The most we’ll do is issue a pathetic tut-tut statement expressing displeasure, but our new zionist stooge of a prime minister won’t even do that. Israel knows and has known for decades that the world will do nothing, so flogging “peace” as a panacaea for the world’s troubles is perversely cruel.
Just over five years ago I wrote my first column for mediamonitors.net—“Israeli oppression thrives because of the world’s indifference”—and it can stand today as a condemnation of the forum and the pacifist movement. The column began with a quote by British philosopher Thomas Hobbes:
Covenants without the Sword are but Words
and of no Strength to secure a Man at all
The column itself began:
“For those of you who believe that a rational, negotiated solution to the violence in Occupied Palestine is possible, I have news. It ain’t gonna happen. There is no ‘peace’ to negotiate, and no amount of wishful thinking, pacifist sloganeering, earnest protestations or diplomatic niceties can disguise the cruel absurdity of the ‘peace process.’”
Indulging the phony language of peace instead of speaking the honest language of war, makes indifference to oppression respectable. The Oslo negotiations were a fraud staged by Israel and the U.S. to coerce Yasser Arafat into signing away Palestine and the inalienable right of Palestinians to return to their homes and receive compensation.
Oddly, the history books record this as a time of peace, and in fact, Hamas ceased military operations during this time. Meanwhile, Israel doubled its illegal colonies in the Occupied Palestine as well as the number of illegal colonists. These historical facts get little or no play, largely because the myth of the Oslo peace is pervasive.

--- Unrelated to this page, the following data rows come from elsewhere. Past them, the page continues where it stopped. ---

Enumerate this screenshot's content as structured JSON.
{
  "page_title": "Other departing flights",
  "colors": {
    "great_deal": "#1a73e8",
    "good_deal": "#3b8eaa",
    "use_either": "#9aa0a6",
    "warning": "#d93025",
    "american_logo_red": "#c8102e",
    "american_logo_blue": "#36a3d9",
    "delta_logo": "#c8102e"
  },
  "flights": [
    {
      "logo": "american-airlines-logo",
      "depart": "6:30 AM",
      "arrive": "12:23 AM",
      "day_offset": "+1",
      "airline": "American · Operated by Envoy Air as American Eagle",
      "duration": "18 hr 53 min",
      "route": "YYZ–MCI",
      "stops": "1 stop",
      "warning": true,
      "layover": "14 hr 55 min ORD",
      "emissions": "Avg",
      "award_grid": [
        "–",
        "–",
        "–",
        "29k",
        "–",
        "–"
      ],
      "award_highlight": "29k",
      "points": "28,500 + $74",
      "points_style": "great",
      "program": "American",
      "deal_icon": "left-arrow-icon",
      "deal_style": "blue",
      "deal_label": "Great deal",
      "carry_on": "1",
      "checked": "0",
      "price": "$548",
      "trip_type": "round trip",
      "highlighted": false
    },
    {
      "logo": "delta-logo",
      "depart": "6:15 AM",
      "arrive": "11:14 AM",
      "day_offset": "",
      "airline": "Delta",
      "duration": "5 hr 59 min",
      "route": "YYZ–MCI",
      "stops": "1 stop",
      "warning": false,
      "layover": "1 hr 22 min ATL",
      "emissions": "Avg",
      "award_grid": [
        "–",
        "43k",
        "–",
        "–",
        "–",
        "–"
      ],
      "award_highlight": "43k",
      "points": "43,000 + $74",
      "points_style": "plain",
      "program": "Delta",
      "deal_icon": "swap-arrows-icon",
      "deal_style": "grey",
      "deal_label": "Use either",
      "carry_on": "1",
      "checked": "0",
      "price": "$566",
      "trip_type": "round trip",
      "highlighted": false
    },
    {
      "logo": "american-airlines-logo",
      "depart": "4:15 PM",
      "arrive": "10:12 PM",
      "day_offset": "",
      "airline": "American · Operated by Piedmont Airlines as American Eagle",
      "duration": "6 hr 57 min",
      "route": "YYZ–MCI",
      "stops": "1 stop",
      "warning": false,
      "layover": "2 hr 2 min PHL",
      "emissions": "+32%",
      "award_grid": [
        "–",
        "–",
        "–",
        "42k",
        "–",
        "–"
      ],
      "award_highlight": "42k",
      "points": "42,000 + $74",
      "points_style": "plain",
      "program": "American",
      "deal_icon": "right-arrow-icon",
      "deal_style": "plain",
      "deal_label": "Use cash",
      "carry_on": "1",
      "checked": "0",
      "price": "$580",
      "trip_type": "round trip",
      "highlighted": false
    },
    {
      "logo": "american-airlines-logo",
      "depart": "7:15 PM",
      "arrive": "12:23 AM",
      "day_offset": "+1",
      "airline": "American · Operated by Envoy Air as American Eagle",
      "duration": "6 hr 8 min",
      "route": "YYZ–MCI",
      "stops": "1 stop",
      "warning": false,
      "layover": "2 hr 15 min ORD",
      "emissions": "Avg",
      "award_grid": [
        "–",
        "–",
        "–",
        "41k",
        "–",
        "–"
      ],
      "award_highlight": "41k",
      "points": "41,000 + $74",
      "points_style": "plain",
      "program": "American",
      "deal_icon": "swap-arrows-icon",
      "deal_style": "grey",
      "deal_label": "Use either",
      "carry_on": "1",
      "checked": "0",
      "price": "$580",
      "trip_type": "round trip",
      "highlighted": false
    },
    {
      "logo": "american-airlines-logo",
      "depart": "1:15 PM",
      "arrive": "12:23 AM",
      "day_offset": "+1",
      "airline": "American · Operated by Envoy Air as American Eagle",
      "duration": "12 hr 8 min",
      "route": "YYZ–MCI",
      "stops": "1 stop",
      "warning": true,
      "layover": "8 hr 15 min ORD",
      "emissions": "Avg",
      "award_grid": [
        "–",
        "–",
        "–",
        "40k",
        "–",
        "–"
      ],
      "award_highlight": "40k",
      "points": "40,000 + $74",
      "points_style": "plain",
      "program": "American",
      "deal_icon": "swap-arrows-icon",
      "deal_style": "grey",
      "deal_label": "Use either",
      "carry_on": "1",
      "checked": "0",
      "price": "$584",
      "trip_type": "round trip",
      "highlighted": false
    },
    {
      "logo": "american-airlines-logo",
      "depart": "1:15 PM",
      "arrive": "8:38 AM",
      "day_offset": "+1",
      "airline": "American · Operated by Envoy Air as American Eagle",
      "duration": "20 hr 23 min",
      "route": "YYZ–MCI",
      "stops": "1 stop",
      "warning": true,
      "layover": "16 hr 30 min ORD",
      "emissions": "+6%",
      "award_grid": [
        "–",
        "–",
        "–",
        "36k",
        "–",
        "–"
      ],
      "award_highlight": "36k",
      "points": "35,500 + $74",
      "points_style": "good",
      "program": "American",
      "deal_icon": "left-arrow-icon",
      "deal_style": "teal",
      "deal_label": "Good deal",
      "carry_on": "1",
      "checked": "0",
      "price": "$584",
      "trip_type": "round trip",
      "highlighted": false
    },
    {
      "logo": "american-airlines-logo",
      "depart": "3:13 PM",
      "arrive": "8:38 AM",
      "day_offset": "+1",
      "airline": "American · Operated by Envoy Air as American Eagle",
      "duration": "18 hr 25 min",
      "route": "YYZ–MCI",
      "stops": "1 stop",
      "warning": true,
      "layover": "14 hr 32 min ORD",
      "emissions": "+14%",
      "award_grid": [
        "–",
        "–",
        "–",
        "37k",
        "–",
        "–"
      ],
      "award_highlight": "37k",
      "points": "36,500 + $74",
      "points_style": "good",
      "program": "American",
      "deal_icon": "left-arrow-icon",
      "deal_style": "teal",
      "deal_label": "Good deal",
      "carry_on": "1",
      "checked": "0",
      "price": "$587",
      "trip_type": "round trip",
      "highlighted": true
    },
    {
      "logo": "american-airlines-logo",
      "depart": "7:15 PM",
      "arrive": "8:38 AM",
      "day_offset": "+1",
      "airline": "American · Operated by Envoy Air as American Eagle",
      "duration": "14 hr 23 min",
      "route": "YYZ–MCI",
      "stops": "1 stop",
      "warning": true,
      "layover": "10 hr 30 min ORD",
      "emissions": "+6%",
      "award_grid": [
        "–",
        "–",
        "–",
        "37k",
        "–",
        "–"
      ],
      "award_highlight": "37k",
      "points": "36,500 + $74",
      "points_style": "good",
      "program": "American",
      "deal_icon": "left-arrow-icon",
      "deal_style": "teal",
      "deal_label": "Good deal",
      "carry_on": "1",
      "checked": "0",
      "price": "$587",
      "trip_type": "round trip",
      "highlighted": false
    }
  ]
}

If a world forum is to have any value they must speak the honest language of war and do something tangible about injustice, instead of telling people to gaze at their navels and count dancing angels.